It started with the gruesome murder of six Bengali-speaking people in Tinsukia district of Assam. Now it has escalated into a full scale operation. The Ulfa, Sulfa (the so-called 'surrendered' Ulfa) and other assorted groups are back in business. New recruitments to these banned outfits are on the rise. Mashal (torchlight) rallies and other muscle-flexing events are conducted frequently. They are spreading a reign of terror designed to make the business community loosen their purse strings through fear.

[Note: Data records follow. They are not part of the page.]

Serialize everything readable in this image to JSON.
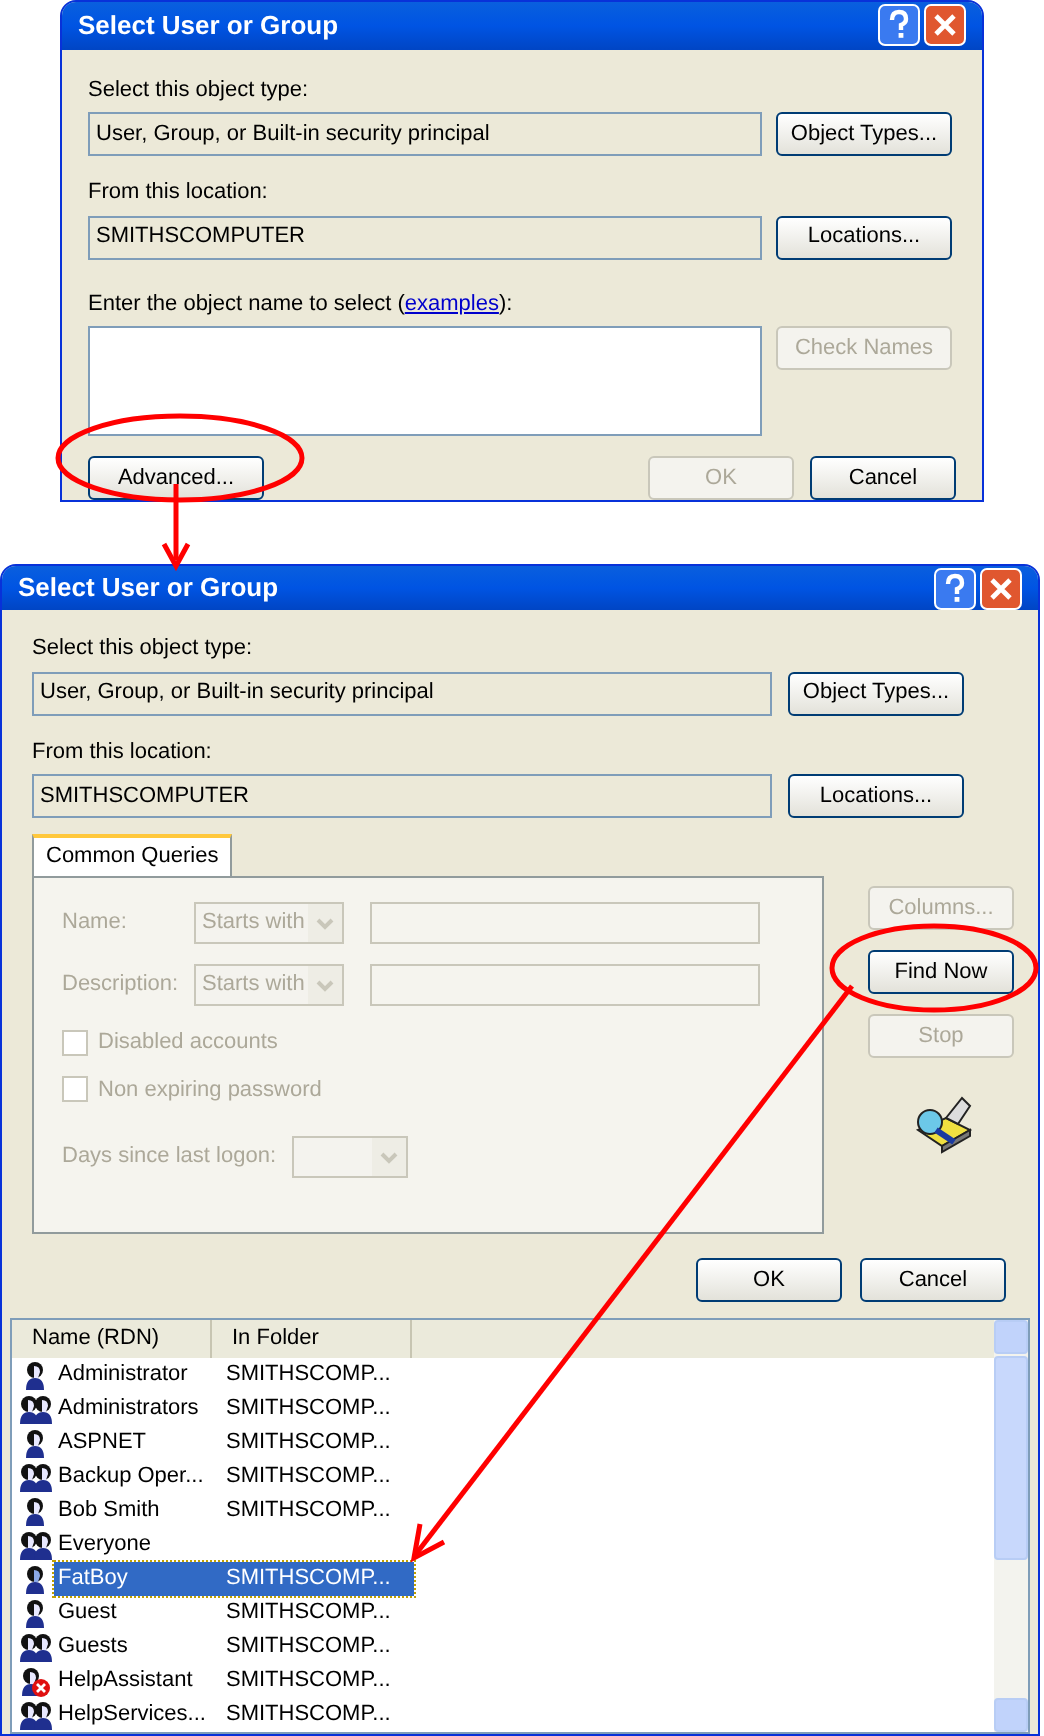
{
  "top_dialog": {
    "title": "Select User or Group",
    "object_type": {
      "label": "Select this object type:",
      "value": "User, Group, or Built-in security principal"
    },
    "object_types_button": {
      "label": "Object Types...",
      "disabled": false
    },
    "location": {
      "label": "From this location:",
      "value": "SMITHSCOMPUTER"
    },
    "locations_button": {
      "label": "Locations...",
      "disabled": false
    },
    "name_entry": {
      "label_before": "Enter the object name to select (",
      "link": "examples",
      "label_after": "):"
    },
    "check_names_button": {
      "label": "Check Names",
      "disabled": true
    },
    "advanced_button": {
      "label": "Advanced...",
      "disabled": false
    },
    "ok_button": {
      "label": "OK",
      "disabled": true
    },
    "cancel_button": {
      "label": "Cancel",
      "disabled": false
    }
  },
  "advanced_dialog": {
    "title": "Select User or Group",
    "object_type": {
      "label": "Select this object type:",
      "value": "User, Group, or Built-in security principal"
    },
    "object_types_button": {
      "label": "Object Types...",
      "disabled": false
    },
    "location": {
      "label": "From this location:",
      "value": "SMITHSCOMPUTER"
    },
    "locations_button": {
      "label": "Locations...",
      "disabled": false
    },
    "tabs": [
      {
        "label": "Common Queries",
        "selected": true
      }
    ],
    "query_fields": [
      {
        "label": "Name:",
        "operator": "Starts with"
      },
      {
        "label": "Description:",
        "operator": "Starts with"
      }
    ],
    "checkboxes": [
      {
        "label": "Disabled accounts",
        "checked": false
      },
      {
        "label": "Non expiring password",
        "checked": false
      }
    ],
    "days_label": "Days since last logon:",
    "side_buttons": [
      {
        "label": "Columns...",
        "disabled": true
      },
      {
        "label": "Find Now",
        "disabled": false
      },
      {
        "label": "Stop",
        "disabled": true
      }
    ],
    "ok_button": {
      "label": "OK",
      "disabled": false
    },
    "cancel_button": {
      "label": "Cancel",
      "disabled": false
    },
    "results": {
      "columns": [
        "Name (RDN)",
        "In Folder"
      ],
      "rows": [
        {
          "name": "Administrator",
          "folder": "SMITHSCOMP...",
          "kind": "user",
          "selected": false
        },
        {
          "name": "Administrators",
          "folder": "SMITHSCOMP...",
          "kind": "group",
          "selected": false
        },
        {
          "name": "ASPNET",
          "folder": "SMITHSCOMP...",
          "kind": "user",
          "selected": false
        },
        {
          "name": "Backup Oper...",
          "folder": "SMITHSCOMP...",
          "kind": "group",
          "selected": false
        },
        {
          "name": "Bob Smith",
          "folder": "SMITHSCOMP...",
          "kind": "user",
          "selected": false
        },
        {
          "name": "Everyone",
          "kind": "group",
          "selected": false
        },
        {
          "name": "FatBoy",
          "folder": "SMITHSCOMP...",
          "kind": "user",
          "selected": true
        },
        {
          "name": "Guest",
          "folder": "SMITHSCOMP...",
          "kind": "user",
          "selected": false
        },
        {
          "name": "Guests",
          "folder": "SMITHSCOMP...",
          "kind": "group",
          "selected": false
        },
        {
          "name": "HelpAssistant",
          "folder": "SMITHSCOMP...",
          "kind": "disabled_user",
          "selected": false
        },
        {
          "name": "HelpServices...",
          "folder": "SMITHSCOMP...",
          "kind": "group",
          "selected": false
        }
      ]
    }
  }
}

In quick succession this week, first the manager of Timonhabi Tea Estate in Sonari was kidnapped, then a businessman from Lanka was asked to pay Rs 30 lakhs or face the consequences and finally, a grenade blast was triggered in a shop at Demow in Sibsagar district of the state. There is still no news of the kidnapped manager while the person who made the threat call in Lanka has been arrested by the police as the businessman had the courage to report the incident. The blast in Demow killed a customer and the brother of the shop owner.

It seems that Assam is moving back in time. The current incidents bring back the chilling situation witnessed in the eighties and nineties when abductions, murders and ransom demands were the order of the day. It also seems that change of government has no effect on these bands of marauders whose basic aim is to collect as much money before the government crackdown.

The business community in upper Assam is confused and dismayed that the government is not taking any steps to nip the problem in the bud. They say that once these gangs smell the scent of money, it will be very difficult to contain them. Easy money attracts unemployed youth in droves and newer gangs sprout every day. These gangs adopt newer strategies to milk the largely non-Assamese business community. The police have to be proactive in taking steps against these gangs. But for this to happen, the business community needs to shed its fear and report even the smallest of incidents.